*** Records provided Section Begins ***
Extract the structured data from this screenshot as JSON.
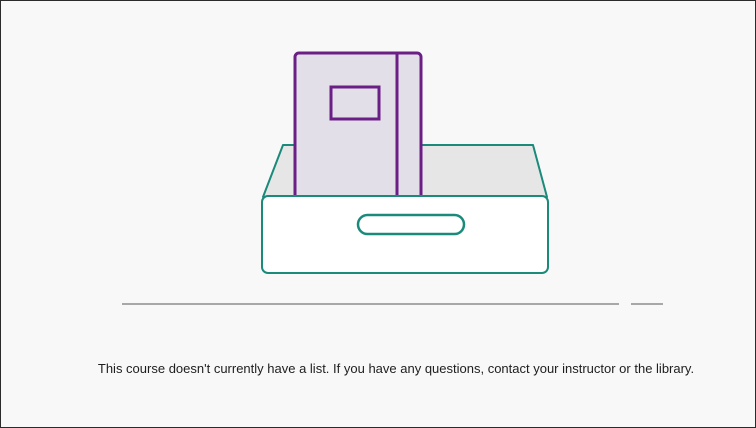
{
  "empty_state": {
    "message": "This course doesn't currently have a list. If you have any questions, contact your instructor or the library.",
    "illustration": {
      "icon": "book-in-tray-icon",
      "colors": {
        "book_fill": "#e3dfe8",
        "book_stroke": "#6b1f86",
        "tray_stroke": "#1a8a7a",
        "tray_fill": "#ffffff",
        "tray_inner": "#e6e6e6",
        "divider": "#a8a8a8"
      }
    }
  }
}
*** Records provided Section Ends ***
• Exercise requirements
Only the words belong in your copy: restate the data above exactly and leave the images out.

• Solution
Extract the structured data from this screenshot as JSON.
{
  "empty_state": {
    "message": "This course doesn't currently have a list. If you have any questions, contact your instructor or the library.",
    "illustration": {
      "icon": "book-in-tray-icon",
      "colors": {
        "book_fill": "#e3dfe8",
        "book_stroke": "#6b1f86",
        "tray_stroke": "#1a8a7a",
        "tray_fill": "#ffffff",
        "tray_inner": "#e6e6e6",
        "divider": "#a8a8a8"
      }
    }
  }
}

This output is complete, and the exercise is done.